Afghan President Hamid Karzai urged the country’s tribal leaders on Thursday to back a contentious security pact that would keep thousands of American troops there for years, even as he sought to delay ratification of the deal and lamented his sour relationship with the U.S.
“My trust with America is not good. I don’t trust them, and they don’t trust me,” he said at the beginning of the four-day meeting with the grand assembly of top politicians and tribal elders, NBC reports. “During the past 10 years, I have fought with them and they have made propaganda against me.”
The comments to the Loya Jirga of elders, came hours after Secretary of State John Kerry said a final draft of the security deal regarding troop levels had been reached. The proposal, which awaits approval by both the U.S. and Afghanistan, would not let the U.S. to conduct combat operations in the country after 2014 but would allow between 10,000 to 15,000 troops, between the U.S. and NATO, to remain in Afghanistan up to 2024, specifically to train and equip Afghan security forces.

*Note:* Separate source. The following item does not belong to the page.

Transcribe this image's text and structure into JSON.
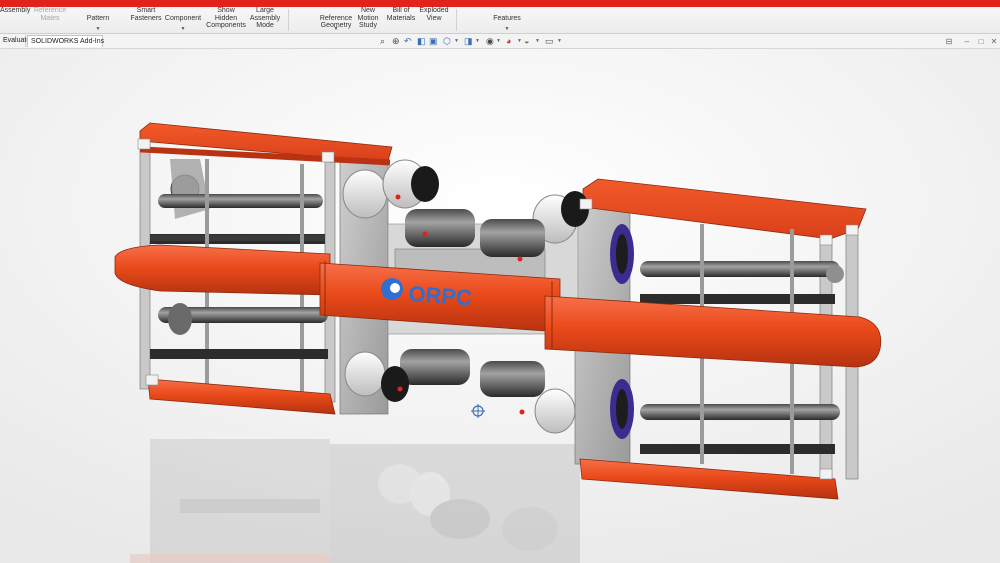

Karzai pledged to support the new bilateral security agreement that would reportedly keep up to 15,000 foreign troops there after 2014, but added he would postpone signing the accord until after the country’s elections next April, in which Karzai is not seeking reelection. That’s a blow to Washington, which wants an agreement signed quickly so the U.S. and NATO can begin planning their post-2014 presence in the country.